The night of the title is February 25 1964, the night after the legendary fight between Muhammad Ali – then still known as Cassius Clay – and Sonny Liston in the heavyweight world championship. Playwright Kemp Powers zooms in on an after party, of sorts, where Ali and his friends – singer and songwriter Sam Cooke, American footballer Jim Brown and black rights activist Malcolm X – met in a small motel room and laughed, sang and argued all night.
In a way, Powers’ play is another kind of boxing match. In the ring are four men famous for different reasons, but united in their friendship and their own individual attempts to challenge the racist and unequal society they were living in. In one corner is the Nation of Islam spokesman Malcolm X who sees Cooke’s potential as a voice in the fight for black rights and wants the singer to dedicate himself to the cause. In the other corner is Cooke, who is not interested in being teetotal and abstinent, he just wants to party. Inbetween them is the brilliantly boastful 22 year-old Ali – on the verge of joining the Nation of Islam – and the worldly wise Brown who shuns X's hard-line ideologies.

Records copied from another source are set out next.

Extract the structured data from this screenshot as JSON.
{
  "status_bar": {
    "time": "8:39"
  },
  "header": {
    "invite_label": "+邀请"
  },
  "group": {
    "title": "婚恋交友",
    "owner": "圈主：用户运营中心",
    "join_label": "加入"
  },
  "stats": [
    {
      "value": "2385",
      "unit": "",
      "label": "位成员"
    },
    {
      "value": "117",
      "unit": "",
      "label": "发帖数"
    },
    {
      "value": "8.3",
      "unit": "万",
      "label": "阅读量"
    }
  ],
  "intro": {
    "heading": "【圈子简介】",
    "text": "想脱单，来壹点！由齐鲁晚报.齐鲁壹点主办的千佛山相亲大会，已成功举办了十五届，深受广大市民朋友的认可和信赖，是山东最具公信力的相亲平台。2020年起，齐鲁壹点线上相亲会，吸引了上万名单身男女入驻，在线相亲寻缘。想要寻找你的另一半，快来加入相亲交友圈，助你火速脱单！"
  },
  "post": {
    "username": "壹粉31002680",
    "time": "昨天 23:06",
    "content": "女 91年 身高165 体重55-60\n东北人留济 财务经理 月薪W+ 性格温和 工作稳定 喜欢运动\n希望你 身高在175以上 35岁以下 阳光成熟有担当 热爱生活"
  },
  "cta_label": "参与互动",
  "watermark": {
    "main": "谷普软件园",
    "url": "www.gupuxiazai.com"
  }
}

It’s a fictional account, and it may sound a little dry, but Powers' funny, agile dialogue keeps things moving at an athletic pace. After rounds of batting their opinions back and forward, often the tension is broken by a lighter, funnier line – "I’m way too pretty not to be in the movies" quips Ali at one point. Powers also uses hindsight to create several witty moments including Brown's reaction to Ali's new name: "Shit that’s gonna be hard to remember".
One Night in Miami looks at the arguments behind some of what was happening at the time in America. It polarises X and the Nation of Islam's focus on segregation with Cooke’s attempts at integration from within the white establishment. It is a fascinating portrait of four fascinating men. Kwame Kwei-Armah‘s taut direction keeps them in the ring of the motel all night and still manages to keep the thread of argument dynamic.
Ali’s is the only part that feels underwritten in this play and Powers has him as an innocent – he is easily influenced by both Cooke and X, swaying either way like long grass. Sope Dirisu plays him with a beautiful, believable, vibrant and naïve energy and his portrayal is one among four uniformly excellent performances. There’s palpable conflict in Francois Battiste’s very strong depiction of X, while David Ajala is great as a wise and likeable everyman Brown. Arinze Kene is a superb Cooke, who regularly breaks out into song, and has a voice that channels the old master uncannily. If you are a Cooke fan, it is a treat to hear him sing. These are four excellent actors with meaty roles and it is worth seeing the play for their performances alone.
By the end, Kwei-Armah links the '60s to today to remind us how far we have still got to go in the fight against racism and for equality. As Cooke’s song "A Change is Gonna Come" rings out towards the end, you can only hope that the song's title is still true.
One Night in Miami runs at the Donmar Warehouse until 3 December.